Page 1 of 1

Octobass Hurdy Gurdy

PostPosted: Sat Apr 22, 2017 12:11 pm
by Michael Deazley
I am still in the design stage of this project, which is for fun and novelty, not for the production of a practical instrument.


Last week I learned of the Hurdy Gurdy. As I had already been looking into building a double bass, I had the idea of making a bass-sized hurdy gurdy. Then the other day I discovered the Octobass. I couldn't help but think that the octobass would be easier to play if it was set up something like the hurdy gurdy.

So I am planning on starting a cheap (and therefore horrible-sounding) prototype of an octobass hurdy gurdy. I figure a treadle-powered flywheel would be better than a crank for such a massive instrument, and when it comes to the keys I was thinking a simple hydraulic button system instead of either keys or levers.

On existing octobass', the strings are over eight feet long. The tuning I want is: C0, G0, and D1. I am obviously not looking at sticking with a traditional classic construction, so I could possibly scale it down a bit, but I don't know enough about strings to know how to approach it either way (which is how I wound up here, looking to learn). Of course, I am continuing to poke around myself, but if anyone more experienced has advice on a starting point to reach those low notes, it would be greatly appreciated in moving forward with my prototype.

If my prototype turns out promising, I may add more strings to increase it's range up through the double bass and cello, possibly even higher. But there is no point in adding so many strings that it resembles a harp or piano instead.

Re: Octobass Hurdy Gurdy

PostPosted: Sat Apr 22, 2017 2:06 pm
by Jim McConkey
Welcome to the Forum, Michael!

I know nothing about such gigantic strings, but you might want to contact the Aquila string company, who seem to have researched the strings and have made historical copies: ... -octobass/

Good luck! This should be a fascinating project. Please post pictures here as you go!

Re: Octobass Hurdy Gurdy

PostPosted: Sat Feb 03, 2018 6:32 pm
by Liam McGillivray
I much applaud your willingness to create something untraditional like this. I will be happy to see it. Seeing projects like this is what I live for.

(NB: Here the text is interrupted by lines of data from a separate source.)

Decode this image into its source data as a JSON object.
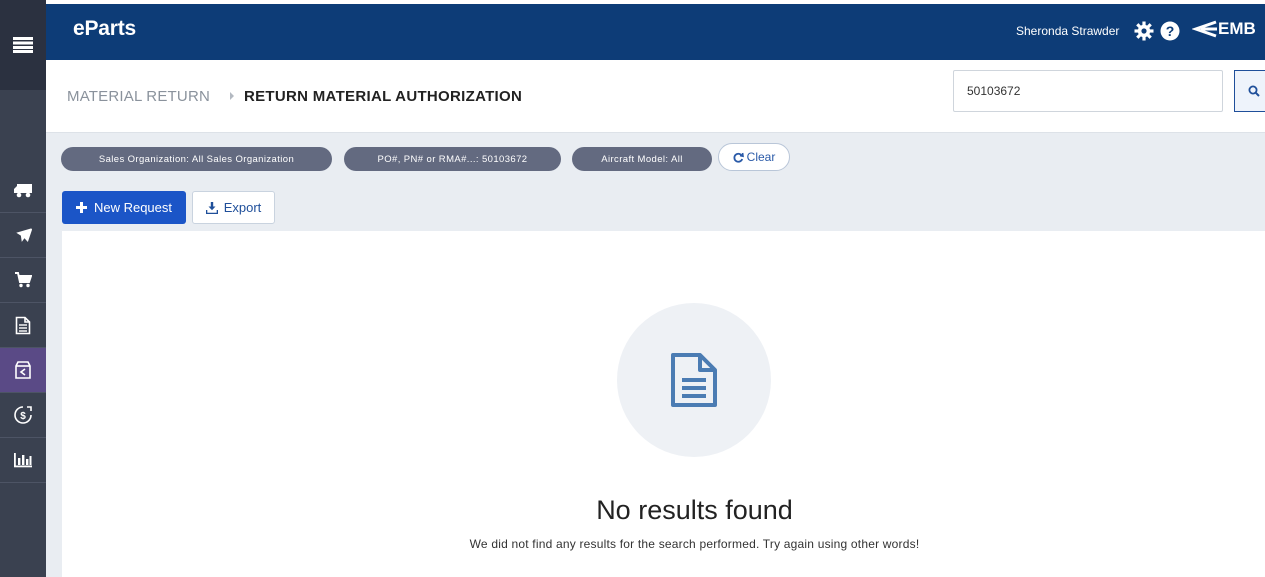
{
  "app": {
    "brand": "eParts",
    "user_name": "Sheronda Strawder",
    "logo_text": "EMB"
  },
  "sidebar": {
    "items": [
      {
        "icon": "truck-icon"
      },
      {
        "icon": "airplane-icon"
      },
      {
        "icon": "cart-icon"
      },
      {
        "icon": "document-icon"
      },
      {
        "icon": "return-box-icon",
        "active": true
      },
      {
        "icon": "dollar-icon"
      },
      {
        "icon": "bar-chart-icon"
      }
    ]
  },
  "breadcrumb": {
    "root": "MATERIAL RETURN",
    "current": "RETURN MATERIAL AUTHORIZATION"
  },
  "search": {
    "value": "50103672"
  },
  "filters": {
    "chips": [
      "Sales Organization: All Sales Organization",
      "PO#, PN# or RMA#...: 50103672",
      "Aircraft Model: All"
    ],
    "clear_label": "Clear"
  },
  "actions": {
    "new_request_label": "New Request",
    "export_label": "Export"
  },
  "empty_state": {
    "title": "No results found",
    "message": "We did not find any results for the search performed. Try again using other words!"
  },
  "colors": {
    "topbar": "#0d3c77",
    "sidebar": "#3a4150",
    "sidebar_active": "#5a4a86",
    "primary_button": "#1b55c7",
    "chip": "#636a80"
  }
}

The hurdy-gurdy is an interesting instrument, and it's surprising that there aren't more instruments that borrow it's wheel feature to drive the strings. The only other that I've seen is the Apprehension Engine. However, I did consider having a hurdy-gurdy-style wheel on my project, which could have made it somewhat similar to yours, only it would have been closer to an upright bass in it's lowest note, only 36-38" scale length, and electric.

Something that I suggest for your instrument is you make it sit on it's back like a table (or a pedal steel guitar), rather than upright. This would make it easier to play, and have all the controls reachable.

I doubt that it would work (even as just a toy) with such low-quality hydraulics. To make it work, you will probably either need (almost) bicycle-quality hydraulics, or solid mechanical keys. I don't know if the treadle powered flywheel will be strong enough, as I don't know how much resistance hurdy-gurdy wheels have against them. However, a crank will give you better control, and it wouldn't get stuck like a treadle would.

Another problem I see it that if you have 3 strings, but only one wheel, then all 3 strings will be played at the same time. Even on bass guitar, full chords are generally not played except for on the upper frets, because such close intervals sound so muddy at such low frequencies. This would be worse for the even lower tuning that you're going for, but maybe it would be fine If you just want it to be a toy. The solutions to this are to either have dampeners to mute the other strings (or just use your fingers if you're not using them for the flywheel), have 3 different flywheels with different cranks, have a gearbox to switch between 3 flywheels, or just reduce it to a single string instrument. If you don't do any of these solutions and the strings are only playable at the same time, then all I suggest is that the strings are at-least an octave apart in tuning.